U.S. markets are closed on Monday for Martin Luther King Jr. Day. European stocks nudged higher on Monday as investors digested a string of corporate news and the latest growth data out of China. The pan-European Stoxx 600 added 0.3% in early trade, with basic resources climbing 0.75% to lead gains, while household goods slipped 0.7%. Markets in Europe and Asia Pacific were digesting the latest gross domestic product data from China on Monday, with official data showing the world’s second largest economy grew faster than expected between October and December. In Europe, meanwhile, two bits of corporate news dominated headlines. Credit Suisse became embroiled in yet another scandal as its chairman, Antonio Horta-Osorio, resigned after breaking coronavirus quarantine rules.
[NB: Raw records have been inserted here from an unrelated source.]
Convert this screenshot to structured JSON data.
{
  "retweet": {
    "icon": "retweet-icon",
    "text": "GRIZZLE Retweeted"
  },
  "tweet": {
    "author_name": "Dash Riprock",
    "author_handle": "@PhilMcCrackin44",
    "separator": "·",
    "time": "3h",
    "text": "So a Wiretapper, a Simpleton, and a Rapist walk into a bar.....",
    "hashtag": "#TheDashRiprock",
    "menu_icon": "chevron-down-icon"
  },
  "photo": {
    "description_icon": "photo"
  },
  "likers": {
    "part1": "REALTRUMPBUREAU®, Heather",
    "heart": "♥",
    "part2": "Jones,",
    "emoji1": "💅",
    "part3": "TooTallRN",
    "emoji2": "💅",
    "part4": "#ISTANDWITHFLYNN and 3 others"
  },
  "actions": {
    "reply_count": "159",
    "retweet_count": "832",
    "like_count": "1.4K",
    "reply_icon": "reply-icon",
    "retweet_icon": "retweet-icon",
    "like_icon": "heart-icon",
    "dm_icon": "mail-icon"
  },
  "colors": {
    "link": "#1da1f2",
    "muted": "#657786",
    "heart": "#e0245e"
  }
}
Horta-Osorio had been tasked with overseeing the bank’s new strategy following a string of issues, including the meltdown of U.S. family hedge fund Archegos Capital and the collapse of British supply chain finance firm Greensill Capital. Credit Suisse shares were trading around 1.7% lower by 8.20 a.m. London time. Elsewhere, Unilever said Monday that it viewed GSK’s consumer arm as a “strong strategic fit.” GSK confirmed this weekend that it had rejected a bid — thought to have been worth £50 billion ($68.4 billion) — for its consumer health division. Unilever shares slipped 6% on Monday morning, while GSK rose by over 5%. China shares climbed Monday in a mixed trading session across the Asia-Pacific as official data showed the world’s second largest economy grew faster than expected between October and December. The Shanghai composite added 0.58% to 3,541.67 while the Shenzhen component gained 1.51% to 14,363.57. The rest of Asia-Pacific markets traded mixed. The Nikkei 225 in Japan rose 0.74% to 28,333.52 while the Topix index added 0.46% to 1,986.71. South Korean shares, however, faltered as the Kospi slipped 1.09% to 2,890.1 and the Kosdaq fell 1.39% to 957.90. Hong Kong shares also struggled as the Hang Seng index declined 0.68% to 24,218.03. Oil prices edged up on Monday as investors bet supply will remain tight amid restrained output by major producers with global demand unperturbed by the omicron coronavirus variant. Brent crude futures gained 9 cents, or 0.1%, to $86.15 a barrel by 0539 GMT. Earlier in the session, the contract touched its highest since Oct. 3, 2018 at $86.71. U.S. West Texas Intermediate crude was up 29 cents, or 0.4%, at $84.11 a barrel, after hitting $84.78, the highest since Nov. 10, 2021, earlier in the session. The gains followed a rally last week when Brent rose more than 5% and WTI climbed over 6%. Gold prices held steady on Monday as market participants gauged the global economic policy outlook, with inflation-based demand for bullion countering hawkish comments from U.S. Federal Reserve officials, supporting the dollar and Treasury yields. Gold is considered an inflationary hedge, but the metal is highly sensitive to rising U.S. interest rates, which increase the opportunity cost of holding non-yielding bullion. Spot gold was steady at $1,819.34 per ounce, as of 0615 GMT. U.S. gold futures edged up 0.2% to $1,819.70.